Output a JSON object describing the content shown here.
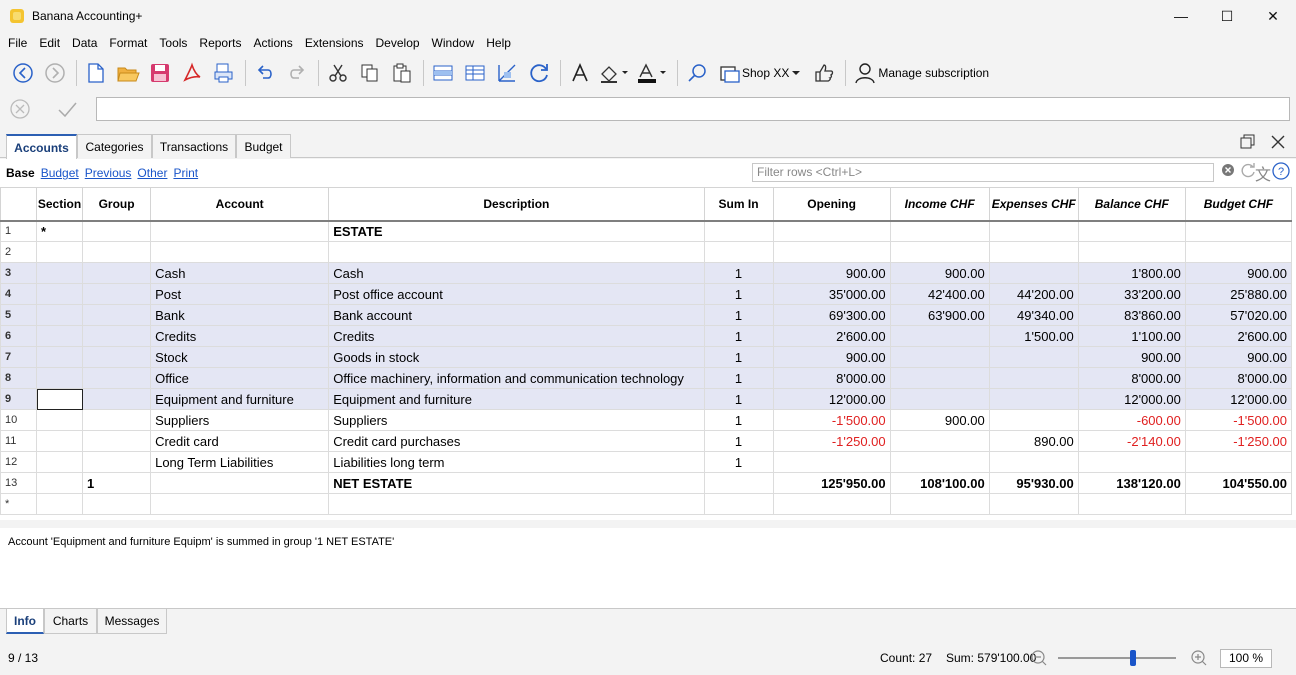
{
  "window": {
    "title": "Banana Accounting+",
    "controls": {
      "minimize": "—",
      "maximize": "☐",
      "close": "✕"
    }
  },
  "menu": [
    "File",
    "Edit",
    "Data",
    "Format",
    "Tools",
    "Reports",
    "Actions",
    "Extensions",
    "Develop",
    "Window",
    "Help"
  ],
  "toolbar": {
    "shop_label": "Shop XX",
    "manage_label": "Manage subscription",
    "icons": [
      "back-icon",
      "forward-icon",
      "new-file-icon",
      "open-folder-icon",
      "save-icon",
      "pdf-icon",
      "print-preview-icon",
      "undo-icon",
      "redo-icon",
      "cut-icon",
      "copy-icon",
      "paste-icon",
      "add-row-icon",
      "insert-row-icon",
      "columns-icon",
      "refresh-icon",
      "font-icon",
      "fill-color-icon",
      "text-color-icon",
      "search-icon",
      "shop-icon",
      "thumbs-up-icon",
      "user-icon"
    ]
  },
  "doc_tabs": [
    "Accounts",
    "Categories",
    "Transactions",
    "Budget"
  ],
  "view_links": [
    "Base",
    "Budget",
    "Previous",
    "Other",
    "Print"
  ],
  "filter": {
    "placeholder": "Filter rows <Ctrl+L>"
  },
  "columns": [
    "Section",
    "Group",
    "Account",
    "Description",
    "Sum In",
    "Opening",
    "Income CHF",
    "Expenses CHF",
    "Balance CHF",
    "Budget CHF"
  ],
  "rows": [
    {
      "n": "1",
      "section": "*",
      "group": "",
      "account": "",
      "description": "ESTATE",
      "sumin": "",
      "opening": "",
      "income": "",
      "expenses": "",
      "balance": "",
      "budget": ""
    },
    {
      "n": "2",
      "section": "",
      "group": "",
      "account": "",
      "description": "",
      "sumin": "",
      "opening": "",
      "income": "",
      "expenses": "",
      "balance": "",
      "budget": ""
    },
    {
      "n": "3",
      "section": "",
      "group": "",
      "account": "Cash",
      "description": "Cash",
      "sumin": "1",
      "opening": "900.00",
      "income": "900.00",
      "expenses": "",
      "balance": "1'800.00",
      "budget": "900.00"
    },
    {
      "n": "4",
      "section": "",
      "group": "",
      "account": "Post",
      "description": "Post office account",
      "sumin": "1",
      "opening": "35'000.00",
      "income": "42'400.00",
      "expenses": "44'200.00",
      "balance": "33'200.00",
      "budget": "25'880.00"
    },
    {
      "n": "5",
      "section": "",
      "group": "",
      "account": "Bank",
      "description": "Bank account",
      "sumin": "1",
      "opening": "69'300.00",
      "income": "63'900.00",
      "expenses": "49'340.00",
      "balance": "83'860.00",
      "budget": "57'020.00"
    },
    {
      "n": "6",
      "section": "",
      "group": "",
      "account": "Credits",
      "description": "Credits",
      "sumin": "1",
      "opening": "2'600.00",
      "income": "",
      "expenses": "1'500.00",
      "balance": "1'100.00",
      "budget": "2'600.00"
    },
    {
      "n": "7",
      "section": "",
      "group": "",
      "account": "Stock",
      "description": "Goods in stock",
      "sumin": "1",
      "opening": "900.00",
      "income": "",
      "expenses": "",
      "balance": "900.00",
      "budget": "900.00"
    },
    {
      "n": "8",
      "section": "",
      "group": "",
      "account": "Office",
      "description": "Office machinery, information and communication technology",
      "sumin": "1",
      "opening": "8'000.00",
      "income": "",
      "expenses": "",
      "balance": "8'000.00",
      "budget": "8'000.00"
    },
    {
      "n": "9",
      "section": "",
      "group": "",
      "account": "Equipment and furniture",
      "description": "Equipment and furniture",
      "sumin": "1",
      "opening": "12'000.00",
      "income": "",
      "expenses": "",
      "balance": "12'000.00",
      "budget": "12'000.00"
    },
    {
      "n": "10",
      "section": "",
      "group": "",
      "account": "Suppliers",
      "description": "Suppliers",
      "sumin": "1",
      "opening": "-1'500.00",
      "income": "900.00",
      "expenses": "",
      "balance": "-600.00",
      "budget": "-1'500.00"
    },
    {
      "n": "11",
      "section": "",
      "group": "",
      "account": "Credit card",
      "description": "Credit card purchases",
      "sumin": "1",
      "opening": "-1'250.00",
      "income": "",
      "expenses": "890.00",
      "balance": "-2'140.00",
      "budget": "-1'250.00"
    },
    {
      "n": "12",
      "section": "",
      "group": "",
      "account": "Long Term Liabilities",
      "description": "Liabilities long term",
      "sumin": "1",
      "opening": "",
      "income": "",
      "expenses": "",
      "balance": "",
      "budget": ""
    },
    {
      "n": "13",
      "section": "",
      "group": "1",
      "account": "",
      "description": "NET ESTATE",
      "sumin": "",
      "opening": "125'950.00",
      "income": "108'100.00",
      "expenses": "95'930.00",
      "balance": "138'120.00",
      "budget": "104'550.00"
    },
    {
      "n": "*",
      "section": "",
      "group": "",
      "account": "",
      "description": "",
      "sumin": "",
      "opening": "",
      "income": "",
      "expenses": "",
      "balance": "",
      "budget": ""
    }
  ],
  "info_message": "Account 'Equipment and furniture Equipm' is summed in group '1 NET ESTATE'",
  "info_tabs": [
    "Info",
    "Charts",
    "Messages"
  ],
  "status": {
    "position": "9 / 13",
    "count": "Count: 27",
    "sum": "Sum: 579'100.00",
    "zoom": "100 %"
  }
}
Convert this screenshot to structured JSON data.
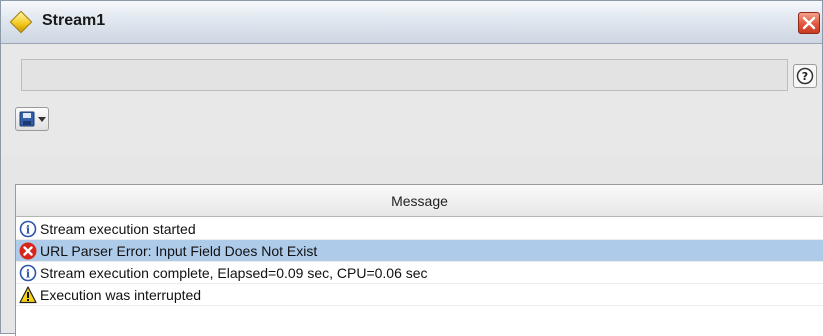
{
  "window": {
    "title": "Stream1"
  },
  "toolbar": {
    "status_text": "",
    "help_icon": "help-icon",
    "save_icon": "save-disk-icon",
    "dropdown_icon": "caret-down-icon"
  },
  "table": {
    "column_header": "Message",
    "rows": [
      {
        "icon": "info-icon",
        "message": "Stream execution started",
        "selected": false
      },
      {
        "icon": "error-icon",
        "message": "URL Parser Error: Input Field Does Not Exist",
        "selected": true
      },
      {
        "icon": "info-icon",
        "message": "Stream execution complete, Elapsed=0.09 sec, CPU=0.06 sec",
        "selected": false
      },
      {
        "icon": "warning-icon",
        "message": "Execution was interrupted",
        "selected": false
      }
    ]
  },
  "colors": {
    "selection": "#aecbea",
    "close_button": "#e2563c",
    "title_bar": "#dfe6ef"
  }
}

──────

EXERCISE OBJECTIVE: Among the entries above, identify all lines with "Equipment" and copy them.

RESPONSE:
      "account": "Equipment and furniture",
      "description": "Equipment and furniture",
  "info_message": "Account 'Equipment and furniture Equipm' is summed in group '1 NET ESTATE'",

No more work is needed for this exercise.